In our new video series, we answer common questions from our clients. In this video, Kelley Doerksen, CFP® explains the tax slips generated by different investment accounts and which slips you may expect to receive this upcoming tax season. Learn about the tax planning services we can provide you here.
TFSA (Tax-Free Savings Account)
Clients often ask if they’re going to receive any sort of documentation for Tax-Free Savings Accounts. The answer is no, you don’t get any sort of slips or reporting for your TFSA contributions or withdrawals. But it’s important that either yourself or your advisor team is keeping track of those contributions and withdrawals. You can find your TFSA room on your CRA MyAccount to make sure that you’re on track for your contributions and withdrawals not going over; however, be aware that CRA doesn’t report on a regular basis for those contributions, so it’s a good idea to also keep track of these on your own.
RRSP (Registered Retirement Savings Plan) and RIF (Retirement Income Fund)
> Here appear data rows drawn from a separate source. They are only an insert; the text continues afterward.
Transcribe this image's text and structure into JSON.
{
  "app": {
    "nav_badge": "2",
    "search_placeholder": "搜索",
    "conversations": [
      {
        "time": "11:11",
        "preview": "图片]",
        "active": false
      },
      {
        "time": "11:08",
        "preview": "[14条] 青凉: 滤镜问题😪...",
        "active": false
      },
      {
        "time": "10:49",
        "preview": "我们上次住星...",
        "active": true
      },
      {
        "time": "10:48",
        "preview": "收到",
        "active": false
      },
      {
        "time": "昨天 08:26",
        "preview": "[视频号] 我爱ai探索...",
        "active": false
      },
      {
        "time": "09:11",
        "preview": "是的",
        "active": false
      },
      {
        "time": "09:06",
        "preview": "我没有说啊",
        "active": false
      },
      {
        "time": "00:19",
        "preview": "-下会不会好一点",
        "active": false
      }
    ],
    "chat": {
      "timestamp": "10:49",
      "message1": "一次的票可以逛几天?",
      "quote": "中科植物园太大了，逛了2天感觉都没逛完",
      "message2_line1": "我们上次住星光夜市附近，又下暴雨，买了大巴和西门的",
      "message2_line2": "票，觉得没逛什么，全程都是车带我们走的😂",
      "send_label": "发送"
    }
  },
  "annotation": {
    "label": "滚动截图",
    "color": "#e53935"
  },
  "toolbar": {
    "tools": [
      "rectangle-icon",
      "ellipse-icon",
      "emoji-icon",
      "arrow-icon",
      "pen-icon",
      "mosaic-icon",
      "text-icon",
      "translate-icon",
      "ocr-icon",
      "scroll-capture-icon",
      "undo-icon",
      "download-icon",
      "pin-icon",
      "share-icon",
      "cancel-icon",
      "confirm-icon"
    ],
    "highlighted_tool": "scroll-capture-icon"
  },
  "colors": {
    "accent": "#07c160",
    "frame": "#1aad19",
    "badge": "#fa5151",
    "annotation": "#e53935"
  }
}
You will receive receipts for these accounts. For an RRSP contribution, you’ll receive a receipt for January 1 to December 31 as well as one for the first 60 days which is that period from January 1 to the end of February in the year following. You can use your RRSP receipts to reduce your taxable income. Watch for these to arrive around mid-March, especially for the first 60 days receipt.
When you withdraw from a RIF or from an RRSP, you will also receive a receipt. This will be a T4, so T4RRSP if you’ve taken from your RRSP or a T4RIF if you’ve withdrawn from your RIF. This is going to be added to your income and you’ll use that receipt to report your income from that registered account.
For more information about TFSA vs. RRSP accounts, refer to our infographic.
For Non-Registered accounts, there is a lot more taxation involved and documentation to be aware of. You might receive a T3, which is a Statement of Trust Income, if you hold mutual funds. You could receive a T5, which is a Statement of Investment Income, which could be earned interest or dividends, etc. You may also receive a T5008, if there’s been a disposition of securities in your Non-Registered account. That slip will provide you the information that you need to file on that disposition, but make sure that you have the Adjusted Cost Base (ACB) on that form as well, otherwise you’re going to need to find out what that ACB is.
Another receipt that some of our clients receive is a Schedule K-1. This is a form for the IRS, so if you file a U.S. tax return, you’re going to need this Schedule K-1. If you’re a Canadian citizen only filing a Canadian tax return, that Schedule K-1 may or may not be important for you, and likely you’re not going to need to use it at all.
Some of these slips don’t come until mid to late March, so you should always wait until you’ve received all of your tax slips before filing your tax return.
If you need some assistance regarding your tax slips or filing your tax return, please feel free to reach out to us and/or your accountant/bookkeeper.